“I spent five months in Fresnes, from March to September 1943. I was in a cell all by myself. My family sent me linens and food once a month. My mother came from Bar-le-Duc to Paris every month with two suitcases. One for my sister [arrested at the same time as him], one for me, which she left at the entrance.

There was a straw mat in a corner, a board against the wall on the other side, a toilet bowl with a water tap above it and a chair. A bowl, a beaker, a scoop and a brush. A closed frosted glass window.

And then the daily routine: the judas hole that opens day and night and then, in the morning, the ‘Kalfaktor’ [trustee] accompanied by a German soldier. In the morning you put the contents of the scoop into the pail and washed yourself the best you can. You held out your beaker and they poured you a kind of black water with a small piece of bread.

During the day they gave you a watery soup with a few bits of cabbage in it. I was hungry, cold, lonely, afraid of the interrogations and above all of not having enough air.

Nothing happened the first three or four days. You could vaguely hear noises in the distance, but you were really alone. Your fellow prisoners stayed away from you. A newcomer might be an informer. A few days later you started forming relationships. »

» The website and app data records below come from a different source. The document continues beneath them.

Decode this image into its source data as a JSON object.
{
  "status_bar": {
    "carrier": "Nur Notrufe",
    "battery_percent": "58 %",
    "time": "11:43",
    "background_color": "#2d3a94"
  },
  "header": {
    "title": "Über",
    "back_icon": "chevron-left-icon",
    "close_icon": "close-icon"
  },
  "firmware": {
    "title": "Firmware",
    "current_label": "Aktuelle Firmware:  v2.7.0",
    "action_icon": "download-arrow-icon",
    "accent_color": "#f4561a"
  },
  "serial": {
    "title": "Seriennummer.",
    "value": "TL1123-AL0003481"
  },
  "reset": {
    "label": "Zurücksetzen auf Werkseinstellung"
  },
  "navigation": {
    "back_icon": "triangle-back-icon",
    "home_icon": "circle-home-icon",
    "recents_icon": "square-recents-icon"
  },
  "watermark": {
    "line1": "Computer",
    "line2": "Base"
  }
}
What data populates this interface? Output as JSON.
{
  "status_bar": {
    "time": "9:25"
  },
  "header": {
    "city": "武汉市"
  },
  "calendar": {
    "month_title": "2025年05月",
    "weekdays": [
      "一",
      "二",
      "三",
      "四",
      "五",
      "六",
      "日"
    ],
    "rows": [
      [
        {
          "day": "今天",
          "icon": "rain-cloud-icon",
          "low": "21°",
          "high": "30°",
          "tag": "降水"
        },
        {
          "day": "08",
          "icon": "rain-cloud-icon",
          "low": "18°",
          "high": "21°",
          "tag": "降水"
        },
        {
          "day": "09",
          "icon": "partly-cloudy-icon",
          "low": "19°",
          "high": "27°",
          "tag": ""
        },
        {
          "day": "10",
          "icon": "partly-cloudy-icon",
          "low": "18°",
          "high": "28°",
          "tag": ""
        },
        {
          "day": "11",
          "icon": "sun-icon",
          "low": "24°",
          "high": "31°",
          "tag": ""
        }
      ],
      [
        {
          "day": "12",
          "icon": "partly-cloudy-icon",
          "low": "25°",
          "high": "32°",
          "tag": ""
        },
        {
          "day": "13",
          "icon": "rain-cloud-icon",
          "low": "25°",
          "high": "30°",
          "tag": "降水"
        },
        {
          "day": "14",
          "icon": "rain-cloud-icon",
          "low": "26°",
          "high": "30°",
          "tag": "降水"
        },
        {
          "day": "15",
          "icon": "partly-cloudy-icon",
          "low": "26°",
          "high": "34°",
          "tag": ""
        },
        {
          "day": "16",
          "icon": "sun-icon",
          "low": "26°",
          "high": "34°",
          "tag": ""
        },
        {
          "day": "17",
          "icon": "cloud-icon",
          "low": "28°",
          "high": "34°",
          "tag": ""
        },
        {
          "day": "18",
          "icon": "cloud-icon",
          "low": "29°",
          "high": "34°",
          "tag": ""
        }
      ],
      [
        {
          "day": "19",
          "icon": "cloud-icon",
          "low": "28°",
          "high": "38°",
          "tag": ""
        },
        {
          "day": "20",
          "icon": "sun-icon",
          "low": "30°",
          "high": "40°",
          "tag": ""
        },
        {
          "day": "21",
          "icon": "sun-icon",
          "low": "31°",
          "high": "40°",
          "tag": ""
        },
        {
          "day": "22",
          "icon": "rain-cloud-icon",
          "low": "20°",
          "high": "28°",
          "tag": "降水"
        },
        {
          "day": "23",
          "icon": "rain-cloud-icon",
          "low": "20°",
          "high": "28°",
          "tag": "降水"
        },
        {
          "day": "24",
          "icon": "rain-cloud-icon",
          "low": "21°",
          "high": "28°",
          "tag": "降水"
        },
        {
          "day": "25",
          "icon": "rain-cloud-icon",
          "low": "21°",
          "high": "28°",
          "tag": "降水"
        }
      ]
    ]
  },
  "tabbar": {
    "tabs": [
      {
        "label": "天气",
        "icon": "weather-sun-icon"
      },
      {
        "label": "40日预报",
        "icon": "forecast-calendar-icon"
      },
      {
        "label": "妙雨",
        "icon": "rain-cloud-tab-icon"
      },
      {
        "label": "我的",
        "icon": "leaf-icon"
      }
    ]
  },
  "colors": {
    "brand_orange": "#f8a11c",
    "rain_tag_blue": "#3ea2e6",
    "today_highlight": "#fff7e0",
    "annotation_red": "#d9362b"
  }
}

François Perrot in Jusqu'au bout de la résistance, FNDIR and UNADIF, Stock, 1997